Exercise prompt:
Scan the entries below for the word "JSON". Copy each line that has it.

(Interface dataset entries)
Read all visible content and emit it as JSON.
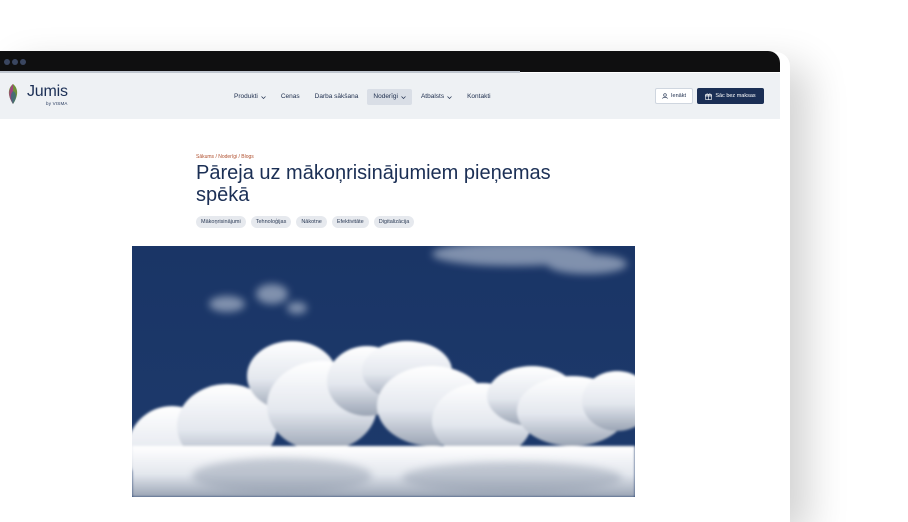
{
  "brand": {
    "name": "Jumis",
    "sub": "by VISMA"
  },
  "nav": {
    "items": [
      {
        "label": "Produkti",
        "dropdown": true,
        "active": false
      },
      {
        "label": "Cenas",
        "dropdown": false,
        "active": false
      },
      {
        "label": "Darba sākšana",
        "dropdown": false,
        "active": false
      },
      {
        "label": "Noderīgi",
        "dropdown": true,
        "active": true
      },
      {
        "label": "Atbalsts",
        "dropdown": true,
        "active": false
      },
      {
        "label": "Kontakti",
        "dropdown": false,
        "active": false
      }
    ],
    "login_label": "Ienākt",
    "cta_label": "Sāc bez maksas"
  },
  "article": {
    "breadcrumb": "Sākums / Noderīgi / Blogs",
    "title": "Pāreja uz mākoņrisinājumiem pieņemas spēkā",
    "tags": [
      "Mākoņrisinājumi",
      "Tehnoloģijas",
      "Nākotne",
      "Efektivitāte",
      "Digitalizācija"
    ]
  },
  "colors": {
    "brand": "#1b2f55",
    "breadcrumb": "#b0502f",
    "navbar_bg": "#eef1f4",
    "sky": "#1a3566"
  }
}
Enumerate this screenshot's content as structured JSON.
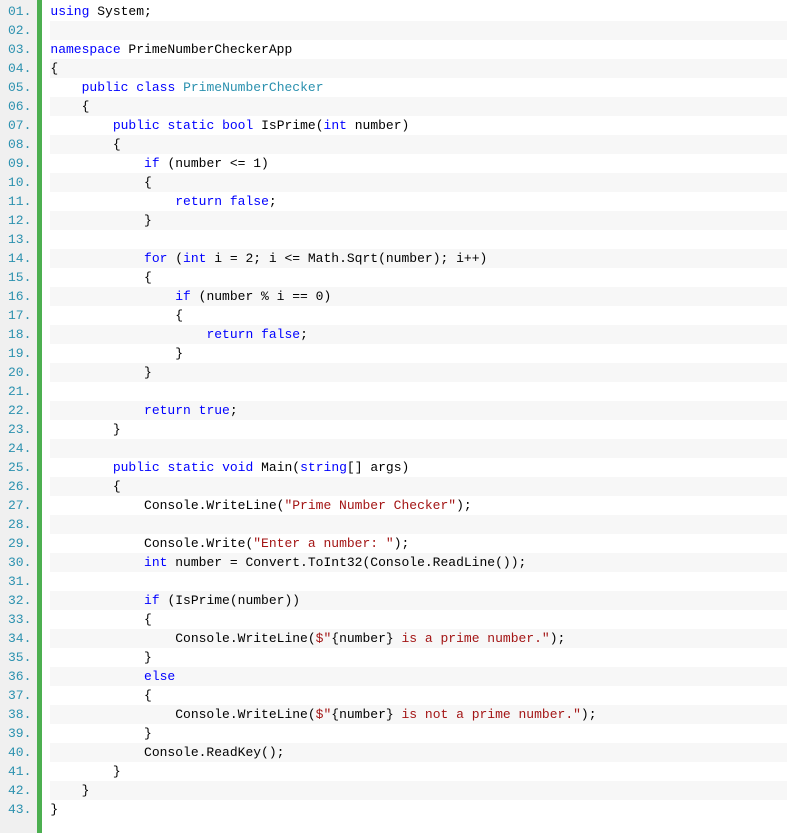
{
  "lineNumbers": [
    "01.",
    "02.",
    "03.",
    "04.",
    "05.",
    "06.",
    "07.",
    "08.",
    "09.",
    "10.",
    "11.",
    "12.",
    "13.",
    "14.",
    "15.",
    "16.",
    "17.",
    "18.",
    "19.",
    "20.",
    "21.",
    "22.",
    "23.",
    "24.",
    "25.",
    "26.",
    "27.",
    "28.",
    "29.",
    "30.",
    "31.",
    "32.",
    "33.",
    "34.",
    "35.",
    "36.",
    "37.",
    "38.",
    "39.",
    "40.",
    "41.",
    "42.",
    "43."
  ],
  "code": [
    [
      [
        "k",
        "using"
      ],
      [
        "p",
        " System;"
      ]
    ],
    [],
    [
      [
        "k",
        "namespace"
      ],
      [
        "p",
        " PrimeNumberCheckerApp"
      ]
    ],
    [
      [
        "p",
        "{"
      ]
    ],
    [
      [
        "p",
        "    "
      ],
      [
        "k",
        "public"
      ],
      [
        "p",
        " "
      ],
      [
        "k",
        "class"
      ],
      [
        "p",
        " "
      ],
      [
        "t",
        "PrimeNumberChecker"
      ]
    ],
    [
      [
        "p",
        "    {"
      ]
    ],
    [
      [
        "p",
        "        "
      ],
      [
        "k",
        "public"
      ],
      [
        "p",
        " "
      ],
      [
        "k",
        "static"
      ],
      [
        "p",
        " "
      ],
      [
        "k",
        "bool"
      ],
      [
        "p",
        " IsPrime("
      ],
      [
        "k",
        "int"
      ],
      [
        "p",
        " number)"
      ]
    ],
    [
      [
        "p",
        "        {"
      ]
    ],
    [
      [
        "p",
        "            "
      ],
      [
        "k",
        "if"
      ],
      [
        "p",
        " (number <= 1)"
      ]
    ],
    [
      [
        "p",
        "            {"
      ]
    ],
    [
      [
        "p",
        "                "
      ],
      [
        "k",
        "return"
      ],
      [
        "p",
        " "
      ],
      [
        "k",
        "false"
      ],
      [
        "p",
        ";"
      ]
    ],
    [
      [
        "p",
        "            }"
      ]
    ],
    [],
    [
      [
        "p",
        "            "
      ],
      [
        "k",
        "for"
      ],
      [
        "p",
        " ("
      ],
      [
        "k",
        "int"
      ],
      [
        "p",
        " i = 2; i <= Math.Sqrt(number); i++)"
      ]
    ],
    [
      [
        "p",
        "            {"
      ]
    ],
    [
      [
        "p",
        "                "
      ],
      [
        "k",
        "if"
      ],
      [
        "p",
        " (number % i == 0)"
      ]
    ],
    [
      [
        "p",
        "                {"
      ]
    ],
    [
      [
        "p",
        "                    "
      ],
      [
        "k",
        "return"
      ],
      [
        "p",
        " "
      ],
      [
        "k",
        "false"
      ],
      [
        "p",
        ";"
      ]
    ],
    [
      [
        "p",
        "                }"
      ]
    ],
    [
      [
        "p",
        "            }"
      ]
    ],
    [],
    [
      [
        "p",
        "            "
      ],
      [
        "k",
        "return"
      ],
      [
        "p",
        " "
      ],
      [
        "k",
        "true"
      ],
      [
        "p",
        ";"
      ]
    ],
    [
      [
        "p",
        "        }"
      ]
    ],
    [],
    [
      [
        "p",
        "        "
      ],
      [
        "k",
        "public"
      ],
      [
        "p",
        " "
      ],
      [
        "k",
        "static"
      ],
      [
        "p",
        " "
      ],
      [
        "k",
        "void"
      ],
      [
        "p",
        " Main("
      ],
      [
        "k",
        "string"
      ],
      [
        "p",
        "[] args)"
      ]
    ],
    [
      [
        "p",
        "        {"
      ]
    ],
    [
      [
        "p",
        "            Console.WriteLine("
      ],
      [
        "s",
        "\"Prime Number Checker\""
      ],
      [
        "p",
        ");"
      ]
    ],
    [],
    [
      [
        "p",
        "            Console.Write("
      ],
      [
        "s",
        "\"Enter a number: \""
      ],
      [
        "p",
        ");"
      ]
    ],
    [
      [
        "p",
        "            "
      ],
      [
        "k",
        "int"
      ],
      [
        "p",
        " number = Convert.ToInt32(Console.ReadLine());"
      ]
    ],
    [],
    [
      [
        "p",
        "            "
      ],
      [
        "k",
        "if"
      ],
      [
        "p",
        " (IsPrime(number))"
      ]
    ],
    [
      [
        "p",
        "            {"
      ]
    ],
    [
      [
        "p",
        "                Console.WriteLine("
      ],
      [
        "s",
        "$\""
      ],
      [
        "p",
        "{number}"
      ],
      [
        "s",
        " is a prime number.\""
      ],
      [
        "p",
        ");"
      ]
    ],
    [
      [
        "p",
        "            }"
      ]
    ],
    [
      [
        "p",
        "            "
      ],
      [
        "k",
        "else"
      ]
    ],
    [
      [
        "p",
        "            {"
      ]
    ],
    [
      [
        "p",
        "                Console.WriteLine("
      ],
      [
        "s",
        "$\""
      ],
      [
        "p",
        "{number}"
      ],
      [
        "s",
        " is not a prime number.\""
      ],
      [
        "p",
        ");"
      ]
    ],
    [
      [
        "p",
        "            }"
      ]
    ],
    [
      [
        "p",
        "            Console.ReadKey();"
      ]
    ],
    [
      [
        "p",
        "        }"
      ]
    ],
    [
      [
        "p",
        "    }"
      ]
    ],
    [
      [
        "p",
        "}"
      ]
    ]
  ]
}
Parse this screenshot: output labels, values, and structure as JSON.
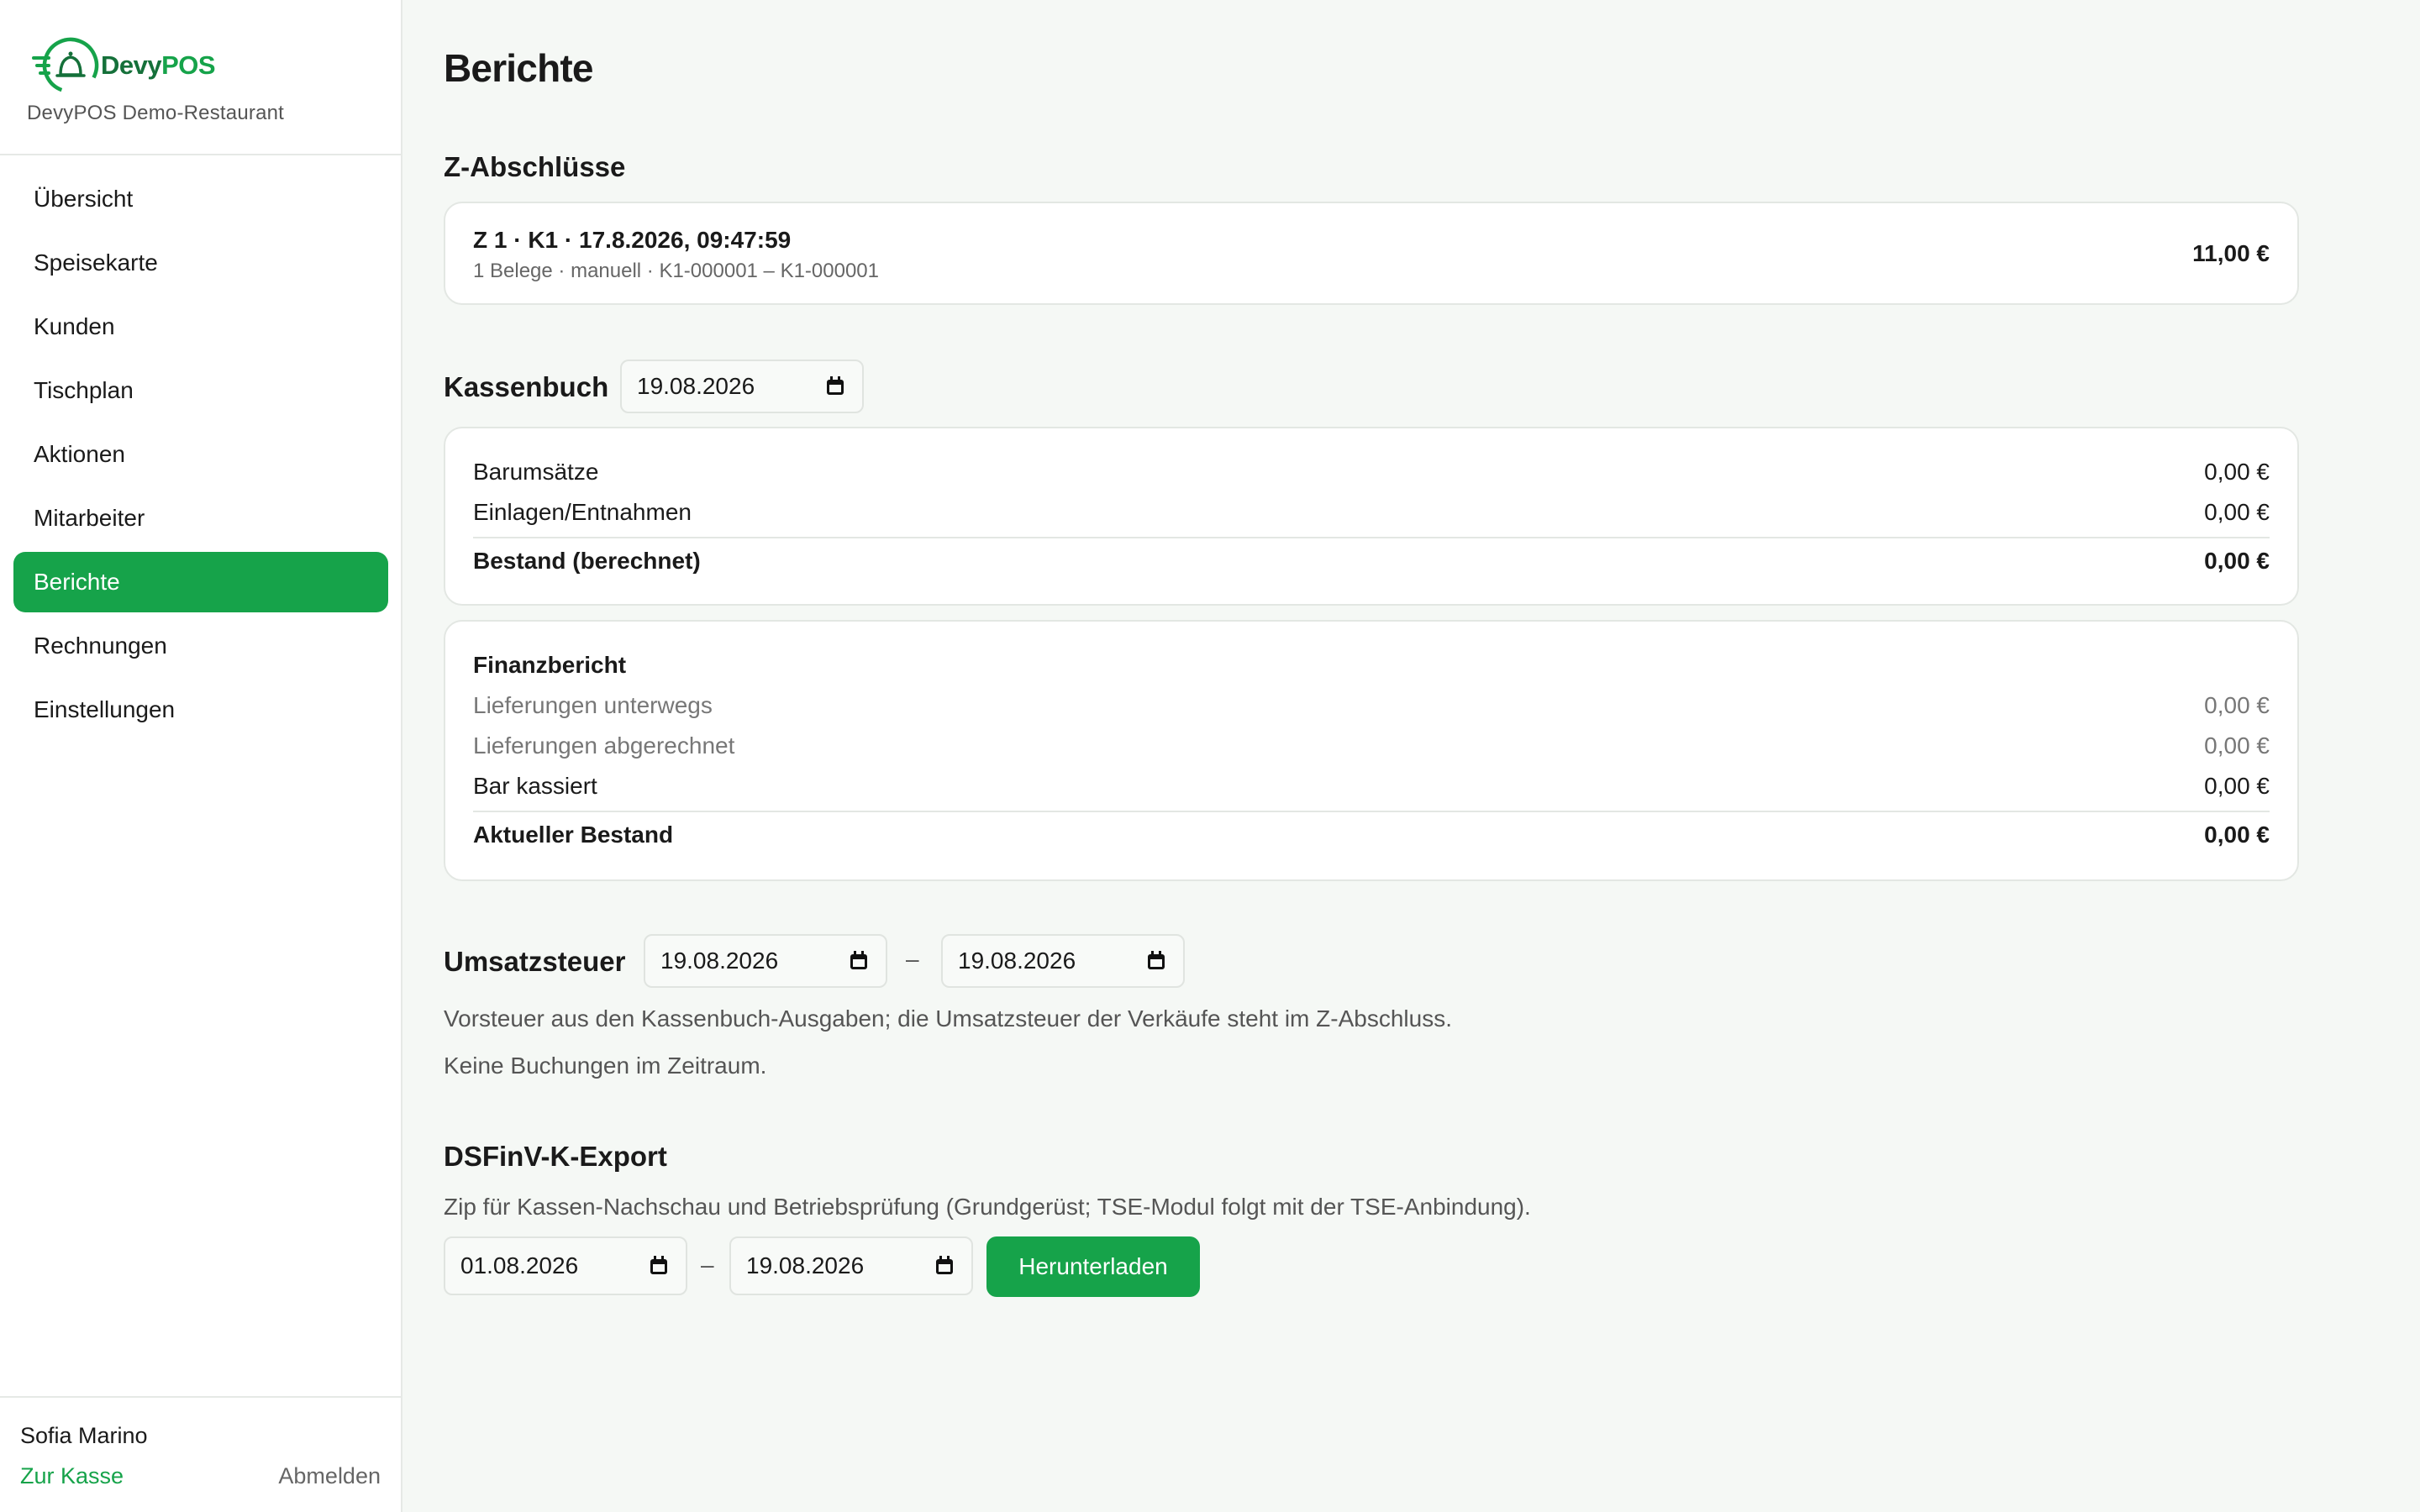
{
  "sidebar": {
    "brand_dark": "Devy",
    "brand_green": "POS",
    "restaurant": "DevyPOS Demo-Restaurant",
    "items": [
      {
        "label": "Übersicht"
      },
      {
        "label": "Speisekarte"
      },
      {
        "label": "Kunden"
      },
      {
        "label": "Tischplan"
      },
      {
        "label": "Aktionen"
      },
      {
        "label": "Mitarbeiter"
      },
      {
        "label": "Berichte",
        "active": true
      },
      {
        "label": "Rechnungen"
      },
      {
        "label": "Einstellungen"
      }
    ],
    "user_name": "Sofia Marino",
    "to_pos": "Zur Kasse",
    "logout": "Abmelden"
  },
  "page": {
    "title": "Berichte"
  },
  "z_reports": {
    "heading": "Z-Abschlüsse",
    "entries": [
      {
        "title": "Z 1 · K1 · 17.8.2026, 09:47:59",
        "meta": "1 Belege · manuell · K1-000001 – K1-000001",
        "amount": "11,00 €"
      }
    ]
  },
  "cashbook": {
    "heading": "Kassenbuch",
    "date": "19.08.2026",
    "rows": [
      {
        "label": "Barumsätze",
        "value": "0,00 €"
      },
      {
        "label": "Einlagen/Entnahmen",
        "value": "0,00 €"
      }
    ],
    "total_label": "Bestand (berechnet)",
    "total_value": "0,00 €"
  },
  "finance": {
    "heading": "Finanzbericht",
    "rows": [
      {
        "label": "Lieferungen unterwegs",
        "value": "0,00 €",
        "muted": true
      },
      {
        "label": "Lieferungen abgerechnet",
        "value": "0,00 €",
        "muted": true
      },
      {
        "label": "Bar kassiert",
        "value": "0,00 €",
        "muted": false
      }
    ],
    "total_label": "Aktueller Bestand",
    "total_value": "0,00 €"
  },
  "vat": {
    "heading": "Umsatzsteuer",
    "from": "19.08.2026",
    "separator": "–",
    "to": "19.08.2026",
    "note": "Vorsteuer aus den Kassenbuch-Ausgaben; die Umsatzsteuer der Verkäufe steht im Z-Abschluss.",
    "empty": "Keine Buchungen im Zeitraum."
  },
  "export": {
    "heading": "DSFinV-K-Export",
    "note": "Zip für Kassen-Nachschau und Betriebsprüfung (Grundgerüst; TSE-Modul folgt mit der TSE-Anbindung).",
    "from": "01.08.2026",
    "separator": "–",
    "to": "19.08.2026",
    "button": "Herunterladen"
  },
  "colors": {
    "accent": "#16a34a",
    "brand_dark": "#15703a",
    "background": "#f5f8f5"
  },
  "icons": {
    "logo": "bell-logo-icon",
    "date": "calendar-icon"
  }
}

Output for this task:
Read all visible content and emit it as JSON.
Enumerate this screenshot's content as structured JSON.
Parse this screenshot: output labels, values, and structure as JSON.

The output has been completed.